Gridthiya Gaweewong is the artistic director of the Jim Thompson Art Center, Bangkok. She co-founded a Bangkok-based independent art organisation, Project 304 in 1996. She has co-curated with regional curators on several occasions, including ‘Unreal Asia’, Oberhausen International Short Film Festival (2009, with David Teh); Bangkok Experimental Film Festival (1997–2007, with Apichatpong Weerasethakul); ‘Politics of Fun’, at the Haus der Kulturen der Welt, Berlin (2005, with Ong Keng Sen); ‘Under Construction’, Tokyo Opera City Art Gallery and Japan Foundation Forum (2003). She served in the curatorial team of the 12th Gwangju Biennale, South Korea (2018). Her upcoming show is entitled ‘Errata; Collecting Entanglements and Embodied Histories’, MAIIAM Contemporary Art Museum, Chiangmai (2021-2022).


Grace Samboh

Grace Samboh is a curator who lives and works in Yogyakarta, Jatiwangi, Jakarta, and Medan. She is in search of what comprises curatorial work within her surrounding scene. She jigs within the existing elements of the arts scene around her, as she considers the claim that Indonesia is lacking art infrastructure, especially the state-owned or state-run, as something outdated. She believes that curating is about understanding and making at the same time.
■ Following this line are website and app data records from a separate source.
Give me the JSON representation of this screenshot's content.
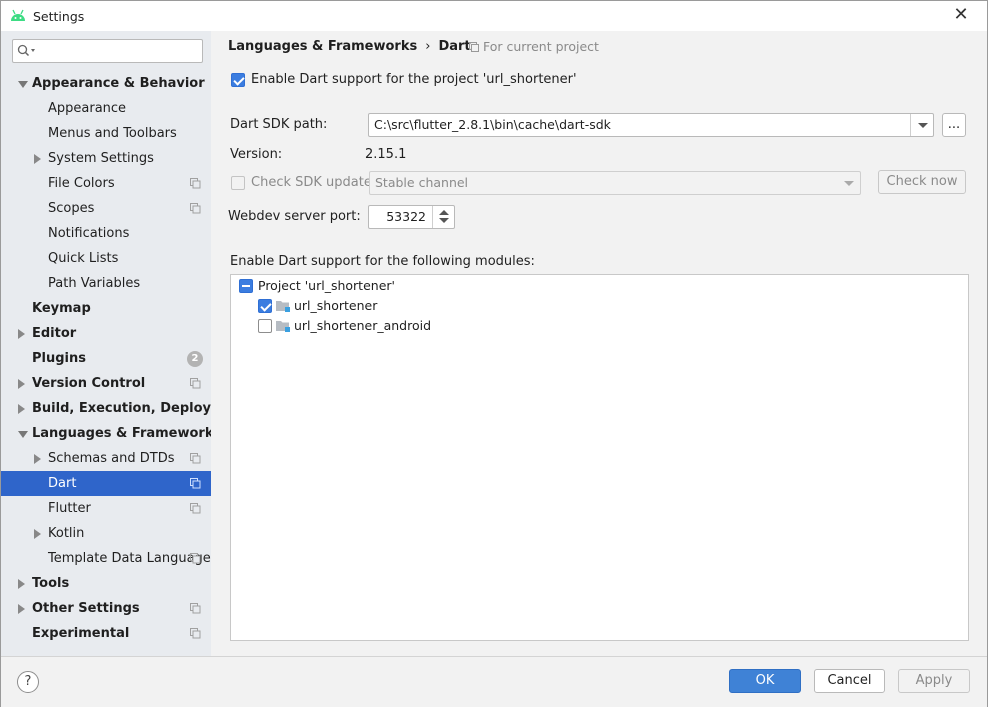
{
  "window": {
    "title": "Settings",
    "close_label": "✕"
  },
  "sidebar": {
    "search": {
      "value": "",
      "placeholder": ""
    },
    "items": [
      {
        "label": "Appearance & Behavior",
        "level": 0,
        "bold": true,
        "arrow": "down",
        "shared": false
      },
      {
        "label": "Appearance",
        "level": 1,
        "bold": false,
        "arrow": "none",
        "shared": false
      },
      {
        "label": "Menus and Toolbars",
        "level": 1,
        "bold": false,
        "arrow": "none",
        "shared": false
      },
      {
        "label": "System Settings",
        "level": 1,
        "bold": false,
        "arrow": "right",
        "shared": false
      },
      {
        "label": "File Colors",
        "level": 1,
        "bold": false,
        "arrow": "none",
        "shared": true
      },
      {
        "label": "Scopes",
        "level": 1,
        "bold": false,
        "arrow": "none",
        "shared": true
      },
      {
        "label": "Notifications",
        "level": 1,
        "bold": false,
        "arrow": "none",
        "shared": false
      },
      {
        "label": "Quick Lists",
        "level": 1,
        "bold": false,
        "arrow": "none",
        "shared": false
      },
      {
        "label": "Path Variables",
        "level": 1,
        "bold": false,
        "arrow": "none",
        "shared": false
      },
      {
        "label": "Keymap",
        "level": 0,
        "bold": true,
        "arrow": "none",
        "shared": false
      },
      {
        "label": "Editor",
        "level": 0,
        "bold": true,
        "arrow": "right",
        "shared": false
      },
      {
        "label": "Plugins",
        "level": 0,
        "bold": true,
        "arrow": "none",
        "shared": false,
        "badge": "2"
      },
      {
        "label": "Version Control",
        "level": 0,
        "bold": true,
        "arrow": "right",
        "shared": true
      },
      {
        "label": "Build, Execution, Deployment",
        "level": 0,
        "bold": true,
        "arrow": "right",
        "shared": false
      },
      {
        "label": "Languages & Frameworks",
        "level": 0,
        "bold": true,
        "arrow": "down",
        "shared": false
      },
      {
        "label": "Schemas and DTDs",
        "level": 1,
        "bold": false,
        "arrow": "right",
        "shared": true
      },
      {
        "label": "Dart",
        "level": 1,
        "bold": false,
        "arrow": "none",
        "shared": true,
        "selected": true
      },
      {
        "label": "Flutter",
        "level": 1,
        "bold": false,
        "arrow": "none",
        "shared": true
      },
      {
        "label": "Kotlin",
        "level": 1,
        "bold": false,
        "arrow": "right",
        "shared": false
      },
      {
        "label": "Template Data Languages",
        "level": 1,
        "bold": false,
        "arrow": "none",
        "shared": true
      },
      {
        "label": "Tools",
        "level": 0,
        "bold": true,
        "arrow": "right",
        "shared": false
      },
      {
        "label": "Other Settings",
        "level": 0,
        "bold": true,
        "arrow": "right",
        "shared": true
      },
      {
        "label": "Experimental",
        "level": 0,
        "bold": true,
        "arrow": "none",
        "shared": true
      }
    ]
  },
  "main": {
    "breadcrumb": {
      "parent": "Languages & Frameworks",
      "separator": "›",
      "current": "Dart"
    },
    "scope_note": "For current project",
    "enable_dart": {
      "label": "Enable Dart support for the project 'url_shortener'",
      "checked": true
    },
    "sdk_path": {
      "label": "Dart SDK path:",
      "value": "C:\\src\\flutter_2.8.1\\bin\\cache\\dart-sdk",
      "browse_label": "..."
    },
    "version": {
      "label": "Version:",
      "value": "2.15.1"
    },
    "check_update": {
      "label": "Check SDK update:",
      "channel": "Stable channel",
      "check_now_label": "Check now",
      "checked": false
    },
    "webdev_port": {
      "label": "Webdev server port:",
      "value": "53322"
    },
    "modules_label": "Enable Dart support for the following modules:",
    "modules": {
      "project": {
        "label": "Project 'url_shortener'",
        "state": "partial"
      },
      "items": [
        {
          "label": "url_shortener",
          "checked": true
        },
        {
          "label": "url_shortener_android",
          "checked": false
        }
      ]
    }
  },
  "footer": {
    "help_label": "?",
    "ok_label": "OK",
    "cancel_label": "Cancel",
    "apply_label": "Apply"
  },
  "colors": {
    "accent": "#3f82d6",
    "selection": "#2f65ca",
    "sidebar_bg": "#e8ebef",
    "android_green": "#3ddc84"
  }
}
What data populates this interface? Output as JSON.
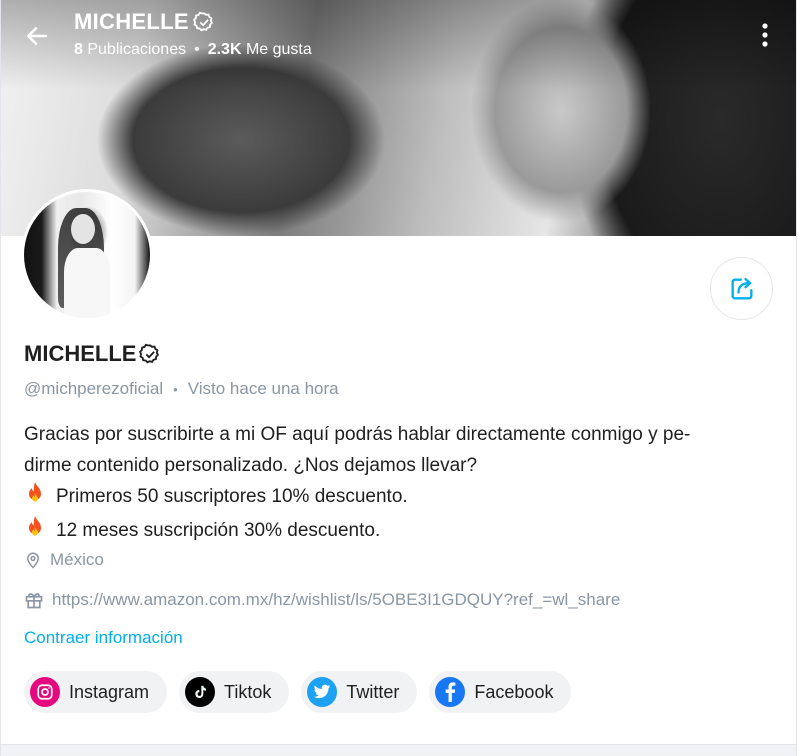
{
  "header": {
    "name": "MICHELLE",
    "stats": {
      "posts_count": "8",
      "posts_label": "Publicaciones",
      "separator": "•",
      "likes_count": "2.3K",
      "likes_label": "Me gusta"
    }
  },
  "profile": {
    "name": "MICHELLE",
    "handle": "@michperezoficial",
    "separator": "•",
    "last_seen": "Visto hace una hora"
  },
  "bio": {
    "line1": "Gracias por suscribirte a mi OF aquí podrás hablar directamente conmigo y pe-",
    "line2": "dirme contenido personalizado. ¿Nos dejamos llevar?",
    "line3_emoji": "🔥",
    "line3": "Primeros 50 suscriptores 10% descuento.",
    "line4_emoji": "🔥",
    "line4": "12 meses suscripción 30% descuento."
  },
  "location": "México",
  "wishlist_url": "https://www.amazon.com.mx/hz/wishlist/ls/5OBE3I1GDQUY?ref_=wl_share",
  "collapse_label": "Contraer información",
  "socials": [
    {
      "label": "Instagram",
      "icon": "instagram-icon",
      "color": "#e4097f"
    },
    {
      "label": "Tiktok",
      "icon": "tiktok-icon",
      "color": "#000000"
    },
    {
      "label": "Twitter",
      "icon": "twitter-icon",
      "color": "#1da1f2"
    },
    {
      "label": "Facebook",
      "icon": "facebook-icon",
      "color": "#1877f2"
    }
  ],
  "colors": {
    "accent": "#00aff0",
    "muted": "#8a96a3",
    "text": "#1f1f1f"
  }
}
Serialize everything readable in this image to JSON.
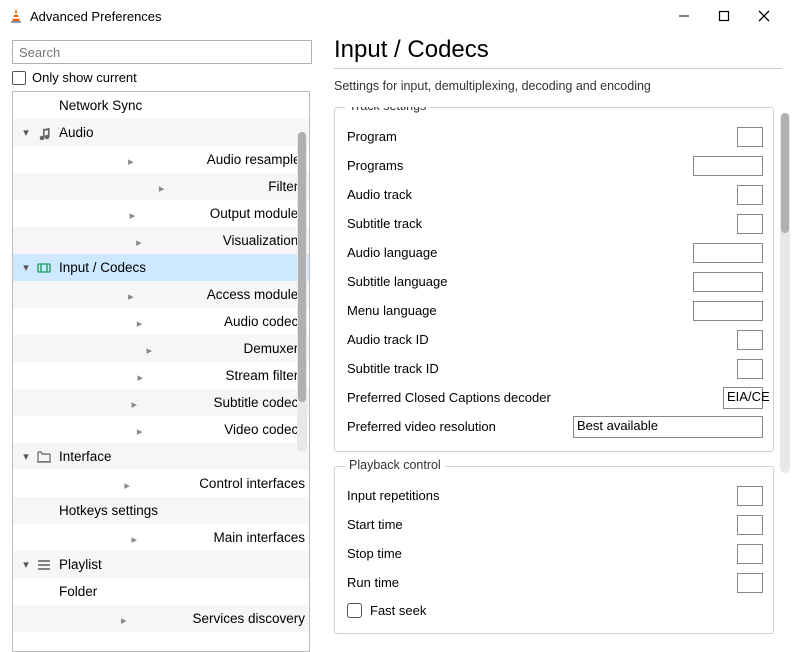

She founded Hyphen in 2011 to encourage Indonesian arts and artistic research projects and publications. Her research looks at contemporary practices outside the existing centres of the Indonesian art scene and slowly reconnects them with the past and mainstream narratives. With Enin Supriyanto, Yustina Neni, and Ratna Mufida, she ran the Equator Symposium at Yogyakarta Biennale Foundation from 2010 to 2018, where they explored the possibility of connecting equatorial countries through current life situations with an admiration of the past and optimism towards the future. In 2019 she joined a gallery-based initiative in Jakarta, RUBANAH Underground Hub, as the program director.